TRACK & FIELD—VILLANOVA anchorman DAVE PATRICK, a sophomore from Baltimore, ran the fastest mile (4:04.6) in the 72-year history of the Penn Relays in Philadelphia to beat Georgetown's Paul Perry and give the Wildcats a 9:46.4 victory in the distance medley relay (page 74). The following day on the rain-soaked Franklin Field track, Patrick did it again—this time sprinting past Georgetown anchorman Ricardo Urbina in the final yards to win the two-mile relay by two yards in 7:39.3. FLORIDA A&M was the only other double winner, beating Morgan State in the 440 in 41.5 seconds and taking the 880 when Morgan State, which actually won, was disqualified for passing the baton too soon. At the Drake Relays in Des Moines, MICHIGAN STATE set a new national collegiate record in the 480-yard shuttle-hurdle relay, winning in 57.4 to clip 1/10 second off the old record held by Winston-Salem (1959) and Rice (1965). SOUTHERN UNIVERSITY set two meet records, taking the two-mile and the 880-yard relays as well as the sprint medley and one-mile relays. RANDY MATSON of Texas A&M, who also won the discus, put the shot 65 feet 3¾ inches to break the meet record, but Kansas' JIM RYUN, who hoped to set a new outdoor mark in the mile, won in a disappointing 4:05.6. In Walnut, Calif. at the Mt. Antonio meet veteran Miler JIM GRELLE switched to 5,000 meters and barely won over George Young.

MILEPOSTS—MARRIED: France's Olympic ski champion CHRISTINE GOITSCHEL, 21, to her coach, Jean Béranger, 28, in Val d'Is√®re, France.

FIRED: DOLPH SCHAYES, 37, the NBA's Coach of the Year, as coach of the Philadelphia 76ers, after the 76ers won the Eastern Division but lost to Boston in playoffs. Hired in his place: ALEX HANNUM, 42, who was recently fired as coach of the San Francisco Warriors.

HIRED: MIKE FARMER, 29, assistant coach and chief scout for the NBA's St. Louis Hawks, as head coach of the Baltimore Bullets to replace Paul Seymour, who resigned in April. Farmer, a former teammate of Bill Russell's at San Francisco, played forward with the Hawks for four seasons before retiring in 1965 after he fractured an ankle.

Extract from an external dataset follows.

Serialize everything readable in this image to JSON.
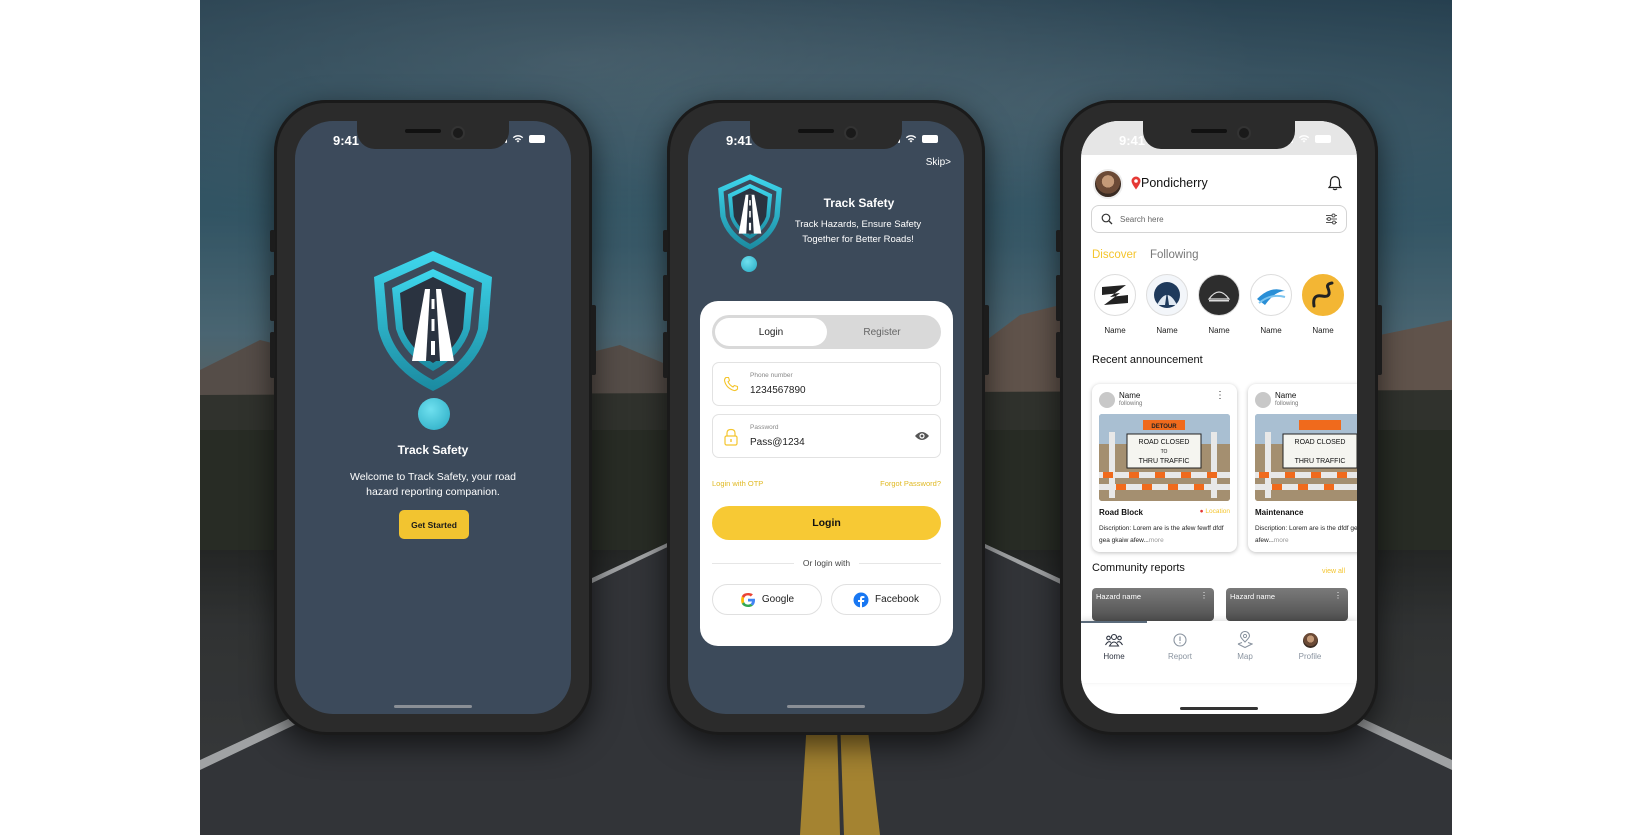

HIRED: JACKIE ROBINSON, 47, former Brooklyn Dodger baseball star, as general manager of the new Brooklyn Dodger professional football team of the Continental League.

DIED: Wealthy Reno Rancher WILLIAM STEAD, 42, an air racer and former hydroplane champion, in the crash of his midget racing plane on a practice run for an air exhibition, at St. Petersburg-Clearwater airport. Stead, who won the national unlimited hydroplane title in 1958 and 1959 and the Gold Cup in 1959, retired from boat racing in 1960 to devote his time to reviving the national air races, which had been defunct since 1950.

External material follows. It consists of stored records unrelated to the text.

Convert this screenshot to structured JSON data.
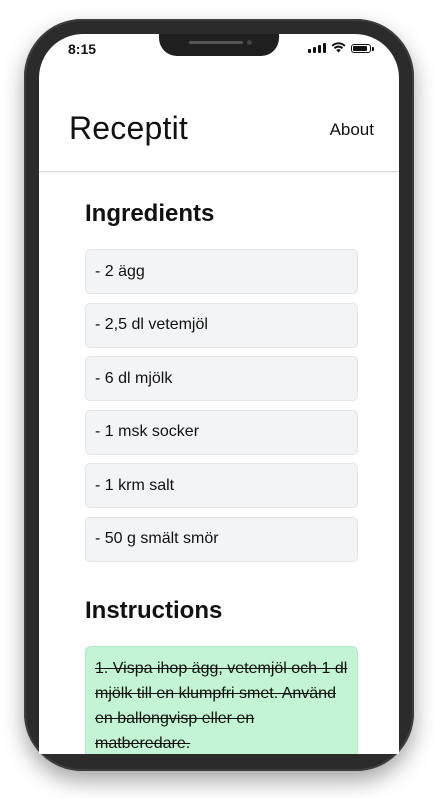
{
  "status_bar": {
    "time": "8:15"
  },
  "header": {
    "brand": "Receptit",
    "nav_about": "About"
  },
  "ingredients": {
    "title": "Ingredients",
    "items": [
      "- 2 ägg",
      "- 2,5 dl vetemjöl",
      "- 6 dl mjölk",
      "- 1 msk socker",
      "- 1 krm salt",
      "- 50 g smält smör"
    ]
  },
  "instructions": {
    "title": "Instructions",
    "steps": [
      {
        "text": "1. Vispa ihop ägg, vetemjöl och 1 dl mjölk till en klumpfri smet. Använd en ballongvisp eller en matberedare.",
        "completed": true
      }
    ]
  },
  "colors": {
    "step_done_bg": "#c3f4d3",
    "ingredient_bg": "#f3f4f6"
  }
}
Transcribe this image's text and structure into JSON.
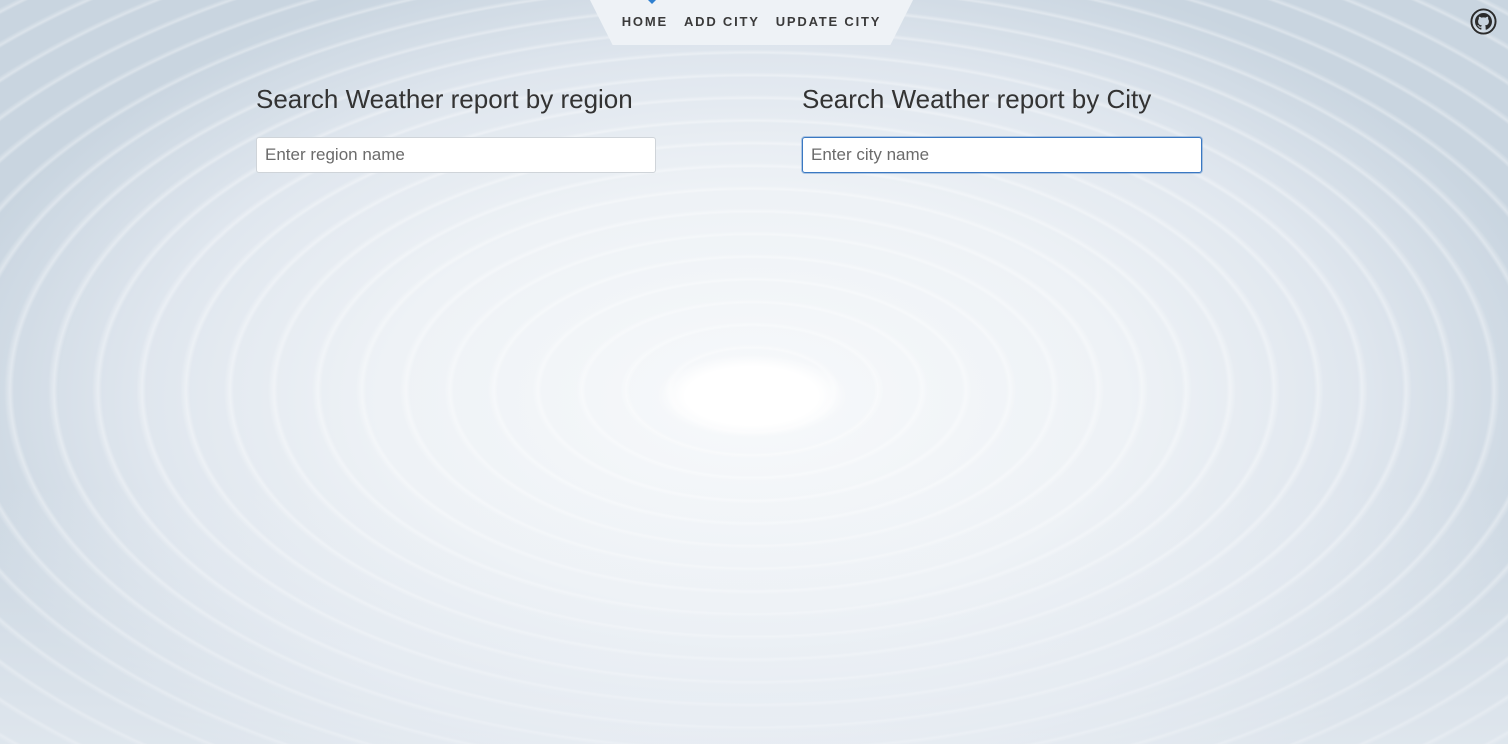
{
  "nav": {
    "items": [
      {
        "label": "HOME"
      },
      {
        "label": "ADD CITY"
      },
      {
        "label": "UPDATE CITY"
      }
    ],
    "active_index": 0,
    "accent_color": "#2f80d0"
  },
  "github": {
    "icon": "github-icon"
  },
  "region_search": {
    "heading": "Search Weather report by region",
    "placeholder": "Enter region name",
    "value": ""
  },
  "city_search": {
    "heading": "Search Weather report by City",
    "placeholder": "Enter city name",
    "value": "",
    "focused": true
  }
}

DIED: HY HURWITZ, 56, Boston Globe sports-writer, for eight years secretary of the Baseball Writers Association, of a heart attack in Boston.

DIED: EVERETT N. CASE, 65, the "Old Gray Fox" who came from Indiana to North Carolina State in 1946 and built Wolfpack basketball into a national power, of internal hemorrhaging, in Raleigh, N.C. Case, whose teams compiled a 378-133 record, won 10 championships in the Southern and Atlantic Coast conferences and seven Dixie Classic tournaments in 18 years, retired in December 1964, because he was suffering from myeloma, a bone disease.

DIED: Judge HUGO M. FRIEND, 83, who presided over Black Sox scandal hearings in 1919, in Chicago, while listening to the White Sox beat the Cleveland Indians.